AIM OF THE TASK> With pictures left out, set down every record word for word.

DATA SHOWN>
▽

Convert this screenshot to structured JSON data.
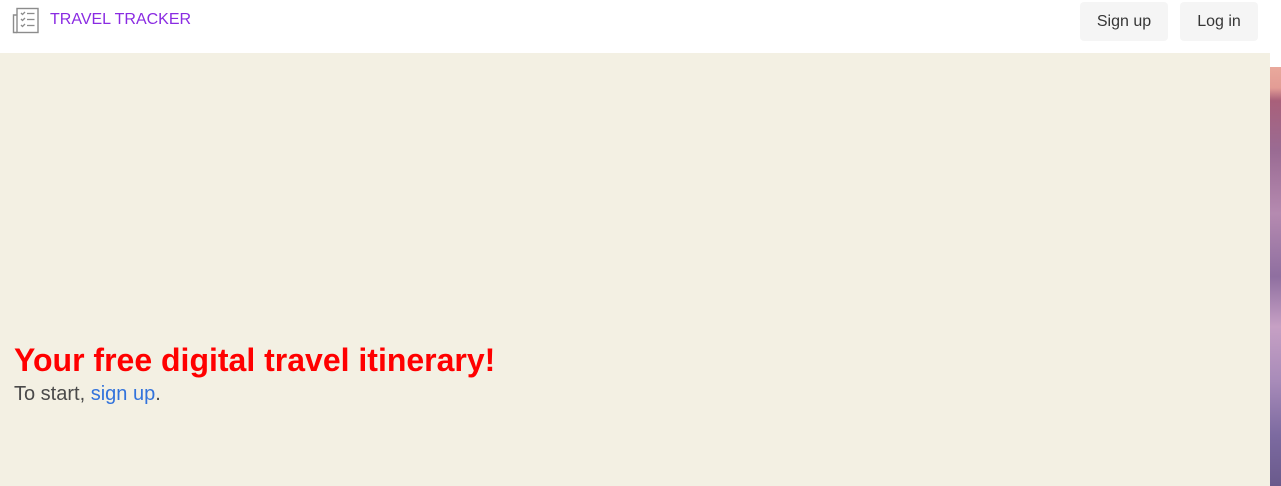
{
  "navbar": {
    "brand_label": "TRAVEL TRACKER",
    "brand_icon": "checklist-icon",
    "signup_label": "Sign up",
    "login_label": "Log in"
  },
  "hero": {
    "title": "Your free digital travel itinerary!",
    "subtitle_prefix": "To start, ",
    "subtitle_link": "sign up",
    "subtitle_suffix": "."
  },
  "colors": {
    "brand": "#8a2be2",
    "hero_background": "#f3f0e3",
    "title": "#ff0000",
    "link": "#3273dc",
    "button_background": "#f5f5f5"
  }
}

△

SOLUTION FOR THIS TASK>
Convert this screenshot to structured JSON data.
{
  "navbar": {
    "brand_label": "TRAVEL TRACKER",
    "brand_icon": "checklist-icon",
    "signup_label": "Sign up",
    "login_label": "Log in"
  },
  "hero": {
    "title": "Your free digital travel itinerary!",
    "subtitle_prefix": "To start, ",
    "subtitle_link": "sign up",
    "subtitle_suffix": "."
  },
  "colors": {
    "brand": "#8a2be2",
    "hero_background": "#f3f0e3",
    "title": "#ff0000",
    "link": "#3273dc",
    "button_background": "#f5f5f5"
  }
}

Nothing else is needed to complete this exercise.